-- DATA FOR REVIEW --
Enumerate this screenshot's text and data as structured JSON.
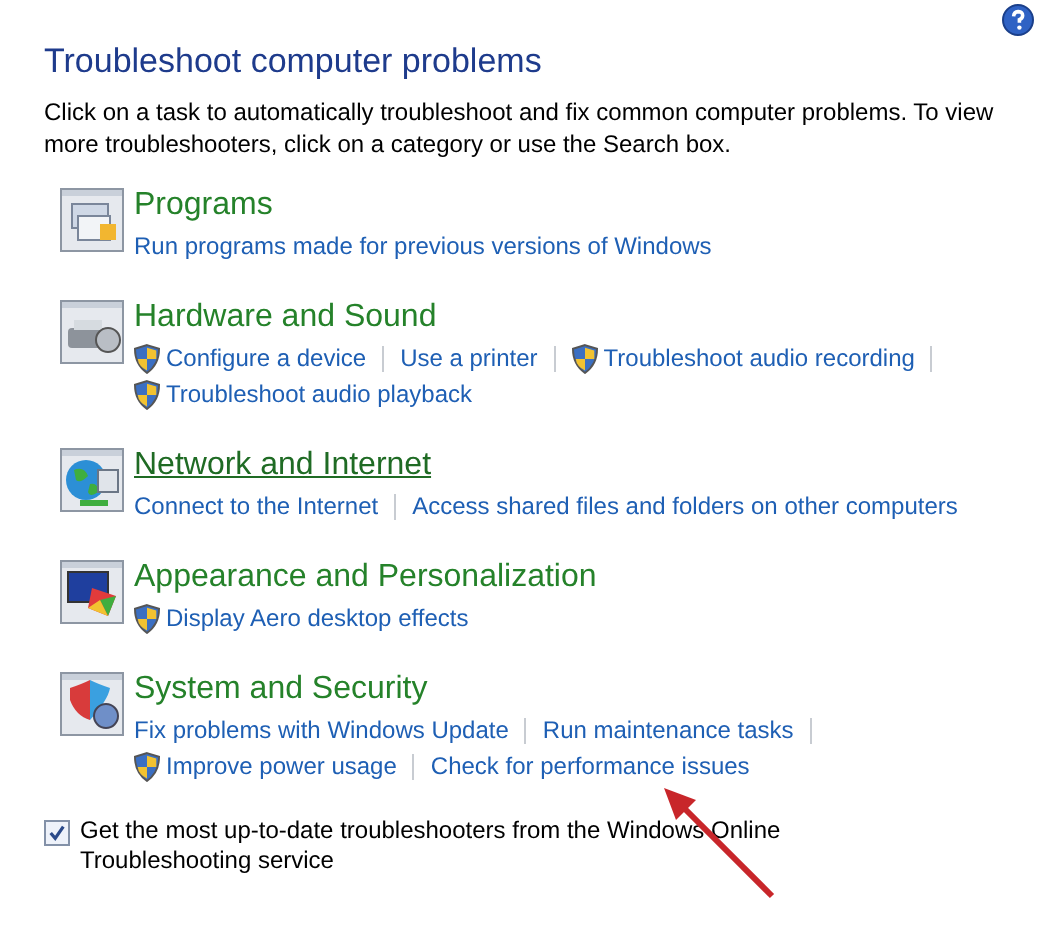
{
  "title": "Troubleshoot computer problems",
  "description": "Click on a task to automatically troubleshoot and fix common computer problems. To view more troubleshooters, click on a category or use the Search box.",
  "categories": [
    {
      "kind": "programs",
      "name": "Programs",
      "hovered": false,
      "lines": [
        [
          {
            "label": "Run programs made for previous versions of Windows",
            "shield": false
          }
        ]
      ]
    },
    {
      "kind": "hardware",
      "name": "Hardware and Sound",
      "hovered": false,
      "lines": [
        [
          {
            "label": "Configure a device",
            "shield": true
          },
          {
            "label": "Use a printer",
            "shield": false
          },
          {
            "label": "Troubleshoot audio recording",
            "shield": true
          }
        ],
        [
          {
            "label": "Troubleshoot audio playback",
            "shield": true
          }
        ]
      ]
    },
    {
      "kind": "network",
      "name": "Network and Internet",
      "hovered": true,
      "lines": [
        [
          {
            "label": "Connect to the Internet",
            "shield": false
          },
          {
            "label": "Access shared files and folders on other computers",
            "shield": false
          }
        ]
      ]
    },
    {
      "kind": "appearance",
      "name": "Appearance and Personalization",
      "hovered": false,
      "lines": [
        [
          {
            "label": "Display Aero desktop effects",
            "shield": true
          }
        ]
      ]
    },
    {
      "kind": "security",
      "name": "System and Security",
      "hovered": false,
      "lines": [
        [
          {
            "label": "Fix problems with Windows Update",
            "shield": false
          },
          {
            "label": "Run maintenance tasks",
            "shield": false
          }
        ],
        [
          {
            "label": "Improve power usage",
            "shield": true
          },
          {
            "label": "Check for performance issues",
            "shield": false
          }
        ]
      ]
    }
  ],
  "online_option": {
    "label": "Get the most up-to-date troubleshooters from the Windows Online Troubleshooting service",
    "checked": true
  },
  "annotation_arrow": true
}
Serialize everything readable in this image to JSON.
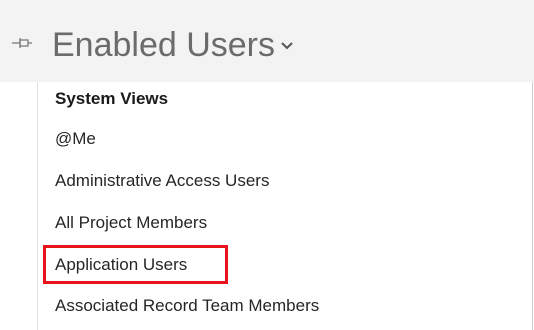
{
  "view_selector": {
    "title": "Enabled Users",
    "pin_icon": "pin-icon",
    "chevron_icon": "chevron-down-icon"
  },
  "menu": {
    "heading": "System Views",
    "items": [
      {
        "label": "@Me"
      },
      {
        "label": "Administrative Access Users"
      },
      {
        "label": "All Project Members"
      },
      {
        "label": "Application Users",
        "highlighted": true
      },
      {
        "label": "Associated Record Team Members"
      }
    ],
    "highlight_color": "#e8141c"
  }
}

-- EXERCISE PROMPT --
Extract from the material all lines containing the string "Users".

-- SOLUTION FOR THIS PROBLEM --
    "title": "Enabled Users",
        "label": "Administrative Access Users"
        "label": "Application Users",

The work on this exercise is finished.